It looks like TSRM think that sharks find food by detecting the electrical fields of fish, but here is what Andrew says they say:In the niche of the shark 'an edible thing' and 'electric field of, say, type F' are nomically related. To predicate of the shark (a) 'detects electric field of type F' and (b) 'takes to be an edible thing' is not to refer to two different states of affairs, one (viz. (b)) that is reached from the other (viz. (a)) by an inference. (Turvey, Shaw, Reed, and Mace, 1981).
Here, it looks like Andrew is saying that TSRM think that sharks can't find food (an affordance, right?) by detecting an electric field (a "unit" of physics). [Actually, this passage seems equivocal to me. There's the part in the first sentence about Gibson not denying that information is rooted in physics.]Turvey, Shaw, Reed & Mace (1981)But Gibson is not denying that information is rooted in physics; he's simply pointing out that the correct level of analysis for the information available to a perceiving organism is ecological. What an organism needs to know is not how far away something is, but whether it can reach that thing - in other words, affordances. You can't get to affordances via the objects of physics, because affordances are personal and contain meaning while physics is neither of these. You therefore have to get to affordances by detecting information about affordances, not units of physics. (italics added, ref here.)
But, then, Andrew also writes this (ref here),

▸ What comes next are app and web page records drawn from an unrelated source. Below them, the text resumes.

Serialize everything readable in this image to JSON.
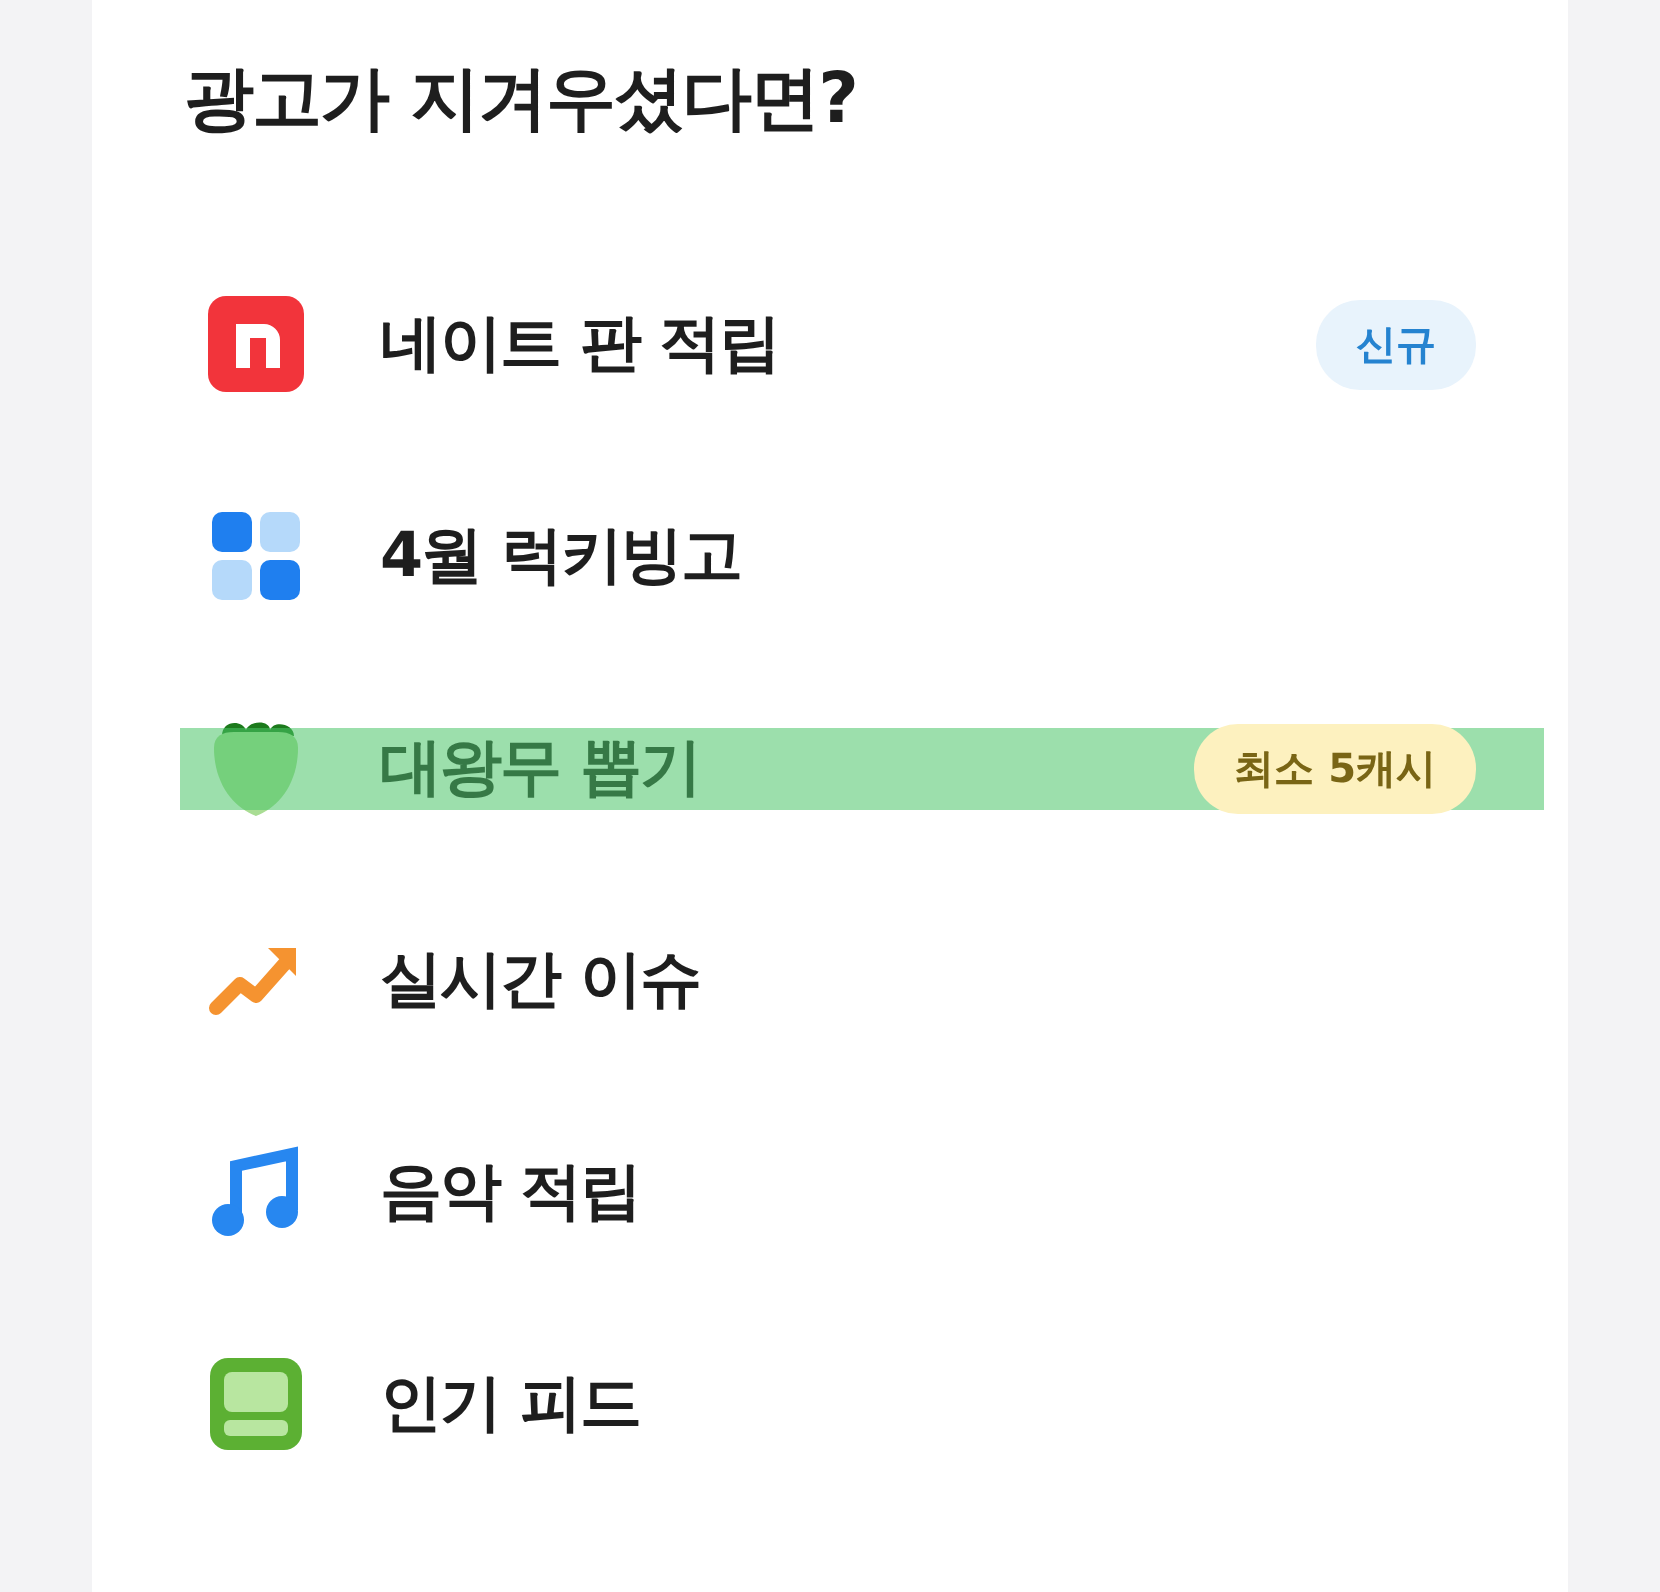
{
  "section": {
    "title": "광고가 지겨우셨다면?"
  },
  "items": [
    {
      "kind": "n-tile",
      "label": "네이트 판 적립",
      "badge": {
        "text": "신규",
        "color": "#e8f3fc"
      },
      "highlighted": false
    },
    {
      "kind": "grid",
      "label": "4월 럭키빙고",
      "highlighted": false
    },
    {
      "kind": "radish",
      "label": "대왕무 뽑기",
      "badge": {
        "text": "최소 5캐시",
        "color": "#fdf1bf"
      },
      "highlighted": true
    },
    {
      "kind": "trend",
      "label": "실시간 이슈",
      "highlighted": false
    },
    {
      "kind": "music",
      "label": "음악 적립",
      "highlighted": false
    },
    {
      "kind": "feed",
      "label": "인기 피드",
      "highlighted": false
    }
  ]
}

Now, one must relate organisms to the physics.Enter Turvey, Shaw, Reed and Mace. Their reply to F&P is simple: Gibsonian information is suitably constrained (i.e. you can’t just claim any old property can be perceived) and that these constraints are not simply ad hoc, but rooted firmly in a consideration of the physics of the world in which vision evolved. This paper is elegant and clear; in fact its elegance and clarity manage to retrospectively make F&P’s paper worthwhile because it caused Turvey et al to write this.The constraints lie in the existence of ecological laws. A law describes a set of conditions and the necessary consequence of those conditions (if the temperature of pure water at sea level is 100°C then the water will boil). Laws have scope: the scope is laid out in the set of conditions. Within that scope, the conclusion is necessary, i.e. if the conditions obtain and the scope is correct the conclusion must be the case. Ecological laws lay out the conditions and consequences by which a pattern in (for example) an optic array can specify an object or event in the world; these conditions must relate to the physics of the situation (so ‘shoeness’ is not the kind of property we are dealing with).(italics added)
So, it looks like there a real dilemma here. On the one hand, Andrew wants physics ontology to be incommensurable with perceptual ontology, perhaps so that psychology is apparently not reducible to physics. On the other hand, Andrew wants physics to be commensurable with psychology, so that he can resist the Fodor and Pylyhshyn "trivialization argument". This seems to me not a mere slip in wording, but the product of distinct theoretical demands. There are two things, neither of which an EPist, like Andrew, seems to want to abandon.
Personally, I would think the thing to do is abandon the incommensurability thing. But, of course, the really big thing to do would be to give up on EP.